It would seem better that policies concentrate on stimulating the supply side. This would mean focussing on labour supply, equilibrium unemployment and structural productivity growth. There are already policies in place that aim to reduce inactivity, and more proposals are currently being formulated. It stands to reason that their chances for success are greatly improved by a tight labour market. This is another reason why continued wage moderation is important. Further reduction of taxes and replacement rates are other policy options that stimulate labour supply, reduce equilibrium unemployment and moderate wage growth.
Finally, careful thought must be given to the negative budgetary effects of the aging of the population, which have been the subject of several recent studies. Reacting to these studies, a high-level committee on fiscal affairs has advised bringing down the public debt to zero by the year 2025. To achieve that goal, the committee recommended that future cabinets maintain annual public surpluses of 1.25% to 1.75% of GDP until 2010. Given the projected average annual surplus of 0.7% of GDP in the cautious scenario, acting on this advice would limit the budgetary room for manoeuvre of the next cabinet.

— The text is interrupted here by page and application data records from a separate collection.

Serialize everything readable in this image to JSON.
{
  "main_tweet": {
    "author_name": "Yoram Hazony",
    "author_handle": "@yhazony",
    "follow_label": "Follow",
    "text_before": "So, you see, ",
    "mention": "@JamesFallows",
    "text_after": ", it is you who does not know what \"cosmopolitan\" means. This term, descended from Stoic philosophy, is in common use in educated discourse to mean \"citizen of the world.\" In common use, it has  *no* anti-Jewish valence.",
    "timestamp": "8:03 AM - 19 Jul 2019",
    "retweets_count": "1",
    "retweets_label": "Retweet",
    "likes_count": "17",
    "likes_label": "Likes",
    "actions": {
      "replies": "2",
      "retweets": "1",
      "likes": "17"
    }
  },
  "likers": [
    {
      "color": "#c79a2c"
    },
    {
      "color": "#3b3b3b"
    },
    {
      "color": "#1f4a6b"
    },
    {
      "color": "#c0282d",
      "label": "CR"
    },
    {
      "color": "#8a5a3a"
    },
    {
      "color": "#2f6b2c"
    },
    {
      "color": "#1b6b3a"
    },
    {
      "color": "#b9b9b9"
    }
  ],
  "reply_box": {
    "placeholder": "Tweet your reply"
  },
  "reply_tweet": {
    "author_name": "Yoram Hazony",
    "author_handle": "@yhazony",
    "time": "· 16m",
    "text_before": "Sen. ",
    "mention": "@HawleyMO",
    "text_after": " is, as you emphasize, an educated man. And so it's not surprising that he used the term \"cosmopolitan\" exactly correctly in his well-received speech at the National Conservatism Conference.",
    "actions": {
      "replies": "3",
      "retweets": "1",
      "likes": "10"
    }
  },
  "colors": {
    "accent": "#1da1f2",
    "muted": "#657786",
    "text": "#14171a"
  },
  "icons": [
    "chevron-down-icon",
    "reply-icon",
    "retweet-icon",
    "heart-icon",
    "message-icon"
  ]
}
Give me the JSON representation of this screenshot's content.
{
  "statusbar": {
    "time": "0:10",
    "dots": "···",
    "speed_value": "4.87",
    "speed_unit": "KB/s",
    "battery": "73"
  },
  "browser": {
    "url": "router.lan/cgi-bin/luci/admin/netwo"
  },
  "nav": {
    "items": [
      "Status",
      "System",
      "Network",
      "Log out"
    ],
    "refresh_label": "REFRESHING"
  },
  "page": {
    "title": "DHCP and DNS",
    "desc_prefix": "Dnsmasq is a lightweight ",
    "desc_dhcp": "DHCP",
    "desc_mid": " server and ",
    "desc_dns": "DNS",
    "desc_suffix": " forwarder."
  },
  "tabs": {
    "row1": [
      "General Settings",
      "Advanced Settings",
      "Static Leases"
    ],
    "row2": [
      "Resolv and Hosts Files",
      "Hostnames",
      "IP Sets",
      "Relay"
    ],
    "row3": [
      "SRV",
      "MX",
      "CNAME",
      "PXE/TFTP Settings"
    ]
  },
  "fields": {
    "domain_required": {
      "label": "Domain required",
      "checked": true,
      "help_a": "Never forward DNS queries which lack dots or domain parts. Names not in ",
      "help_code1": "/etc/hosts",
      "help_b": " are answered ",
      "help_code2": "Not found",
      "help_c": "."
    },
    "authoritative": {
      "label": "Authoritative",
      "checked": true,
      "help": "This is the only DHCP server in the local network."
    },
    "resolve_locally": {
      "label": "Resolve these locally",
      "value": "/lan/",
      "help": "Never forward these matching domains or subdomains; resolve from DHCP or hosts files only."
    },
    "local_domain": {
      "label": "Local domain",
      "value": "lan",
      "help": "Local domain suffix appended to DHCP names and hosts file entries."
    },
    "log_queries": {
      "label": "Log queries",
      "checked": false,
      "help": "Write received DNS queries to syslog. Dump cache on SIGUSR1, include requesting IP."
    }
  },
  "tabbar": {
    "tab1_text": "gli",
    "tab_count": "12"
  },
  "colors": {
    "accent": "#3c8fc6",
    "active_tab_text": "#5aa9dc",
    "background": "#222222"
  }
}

Polish-Dutch economic relations
Although the Dutch position in certain product categories may be threatened by the fiercer competition arising from the accession of Poland to the internal market, the majority of Dutch industries will remain unaffected. The export specialisation of Poland differs substantially from that of the Netherlands. Both Poland and the Netherlands specialise in exports of agriculture, food products, and textiles. Nevertheless, there are substantial underlying differences within these broadly defined sectors. The overlap in export patterns is relatively small. Poland's accession may create opportunities for Dutch exporters. Indeed, we find that the export potential seems particularly large in some specific sectors, such as luxury foods, flowers and cheese. Polish exports of furniture, motor vehicles and some other products may face a favourable reception on the Dutch market.

Reexports and the Dutch market position
Domestically produced exports have steadily lost market share since the mid 1980s. But this poor performance has been masked by the strong growth in reexports, so that total exports have still been moving in line with export market growth. The reexport of goods by the Netherlands has grown explosively since the mid 1980s, and now accounts for more than 40% of total goods exports. Although reexports are certainly not insignificant for the Dutch economy, domestically produced exports are most relevant for the assessment of the Dutch market position and competitiveness. For domestically produced exports, exchange rate fluctuations and labour cost and productivity developments have a major impact on the battle with international competitors. But the Netherlands' competitive position as a reexporting country is determined primarily by other factors, such as the quality of the infrastructure and the presence of high-quality mainports.


Johan Verbruggen
Dick Morks